Independent oil and gas producer Apache Corp. (NYSE: APA) announced the discovery of a new shale play, called the Alpine High, in the Delaware Basin portion of the Permian Basin. The company estimates the discovery includes 75 trillion cubic feet of “rich” gas and 3 billion barrels of oil equivalent.
These are company estimates and not yet proved, but nonetheless pretty impressive.
CEO John J. Christmann IV got to crow a little:
While other companies have focused on acquisitions during the downturn, we took a contrarian approach and focused on organic growth opportunities. These efforts have resulted in the identification of an immense resource that we believe will deliver significant value for our shareholders for many years.
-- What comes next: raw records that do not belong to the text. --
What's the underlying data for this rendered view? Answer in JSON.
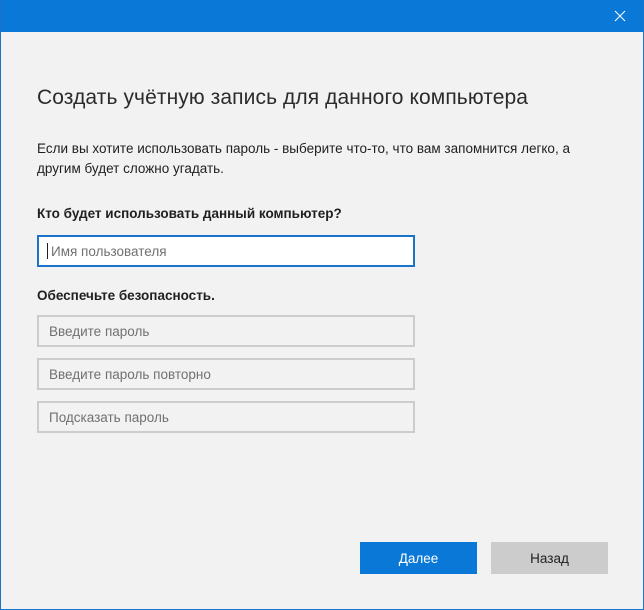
{
  "window": {
    "accent_color": "#0a78d7",
    "close_icon": "close-icon"
  },
  "page": {
    "title": "Создать учётную запись для данного компьютера",
    "description": "Если вы хотите использовать пароль - выберите что-то, что вам запомнится легко, а другим будет сложно угадать."
  },
  "who": {
    "label": "Кто будет использовать данный компьютер?",
    "username_placeholder": "Имя пользователя",
    "username_value": ""
  },
  "security": {
    "label": "Обеспечьте безопасность.",
    "password_placeholder": "Введите пароль",
    "password_repeat_placeholder": "Введите пароль повторно",
    "hint_placeholder": "Подсказать пароль"
  },
  "buttons": {
    "next_label": "Далее",
    "back_label": "Назад"
  }
}
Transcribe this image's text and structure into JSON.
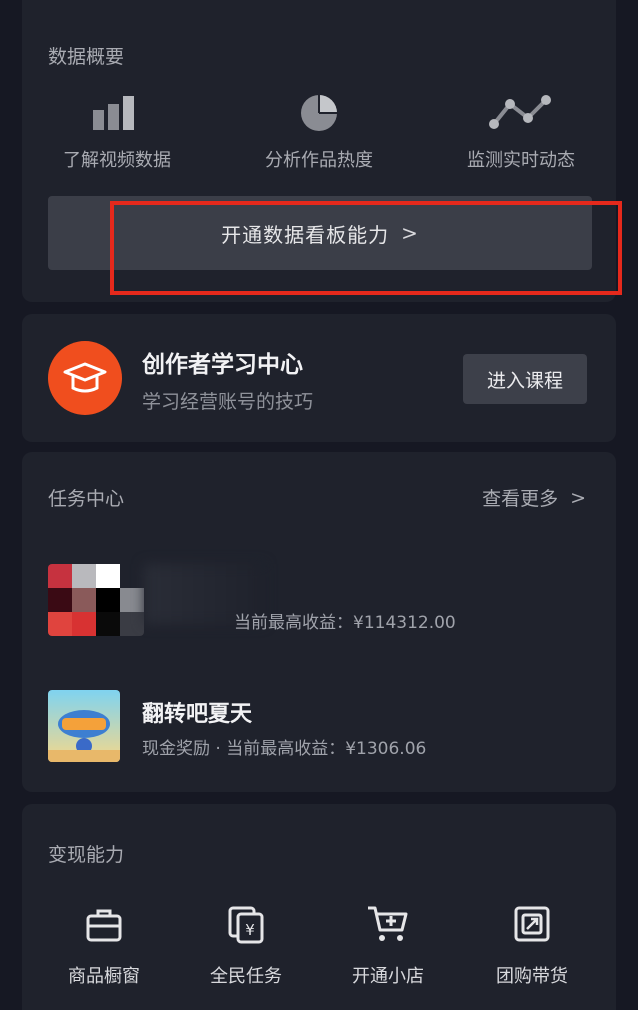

We are incredibly excited about the Alpine High play and its large inventory of repeatable, high-value drilling opportunities.
And the excitement may be justified. The Permian is the hot spot for crude exploration and production right now, and these numbers from Apache tell the story:
- Apache has secured 307,000 contiguous net acres (352,000 gross acres) at an attractive average cost of approximately $1,300 per acre.
- Alpine High has 4,000 to 5,000 feet of stacked pay in up to five distinct formations including the Bone Springs, Wolfcamp, Pennsylvanian, Barnett and Woodford.
- 2,000 to more than 3,000 future drilling locations have been identified in the Woodford and Barnett formations alone. These formations are in the wet gas window and are expected to deliver a combination of rich gas and oil. Initial estimates for the Woodford and Barnett zones indicate a pretax, net present value (NPV) range of $4 million to $20 million per well, at benchmark oil and natural gas prices of $50 per barrel and $3 per million cubic feet (Mcf), respectively. Expected well costs in development mode for a 4,100 foot lateral are estimated to be approximately $4 million per well in normally pressured settings and $6 million per well in over-pressured settings.
- Apache has drilled 19 wells in the play, with nine currently producing in limited quantities due to infrastructure constraints. This includes six wells in the Woodford, one well in the Barnett and one well each in the shallower Wolfcamp and Bone Springs oil formations.
Focus on the acreage for a moment: a total of 307,000 net acres at about $1,300 per acre. PDC Energy Inc. (NASDAQ: PDCE) recently paid about $23,000 an acre for 57,000 net acres in the Delaware Basin and EOG Resources Inc. (NYSE: EOG) paid around $7,000 to $8,000 per acre for 186,000 net acres in basin as part of its acquisition of Yates Petroleum. It is true that PDC and EOG paid for flowing oil and Apache’s acreage is mostly undeveloped, but even at the low NPV of $4 million, at 40-acre spacing each acre’s hydrocarbons are valued at $100,000. And the value could rise by a factor of five.
It’s no wonder the company has boosted its 2016 capex budget by $200 million to a 2016 total of approximately $2 billion and that it plans to spend a quarter of its total annual budget on the Alpine High play.
Apache’s stock jumped to an intraday high of $58.99, up more than 14%, before settling back down to trade at $55.40. The stock’s 52-week range is $32.20 to $59.59, and the consensus 12-month price target is $57.06.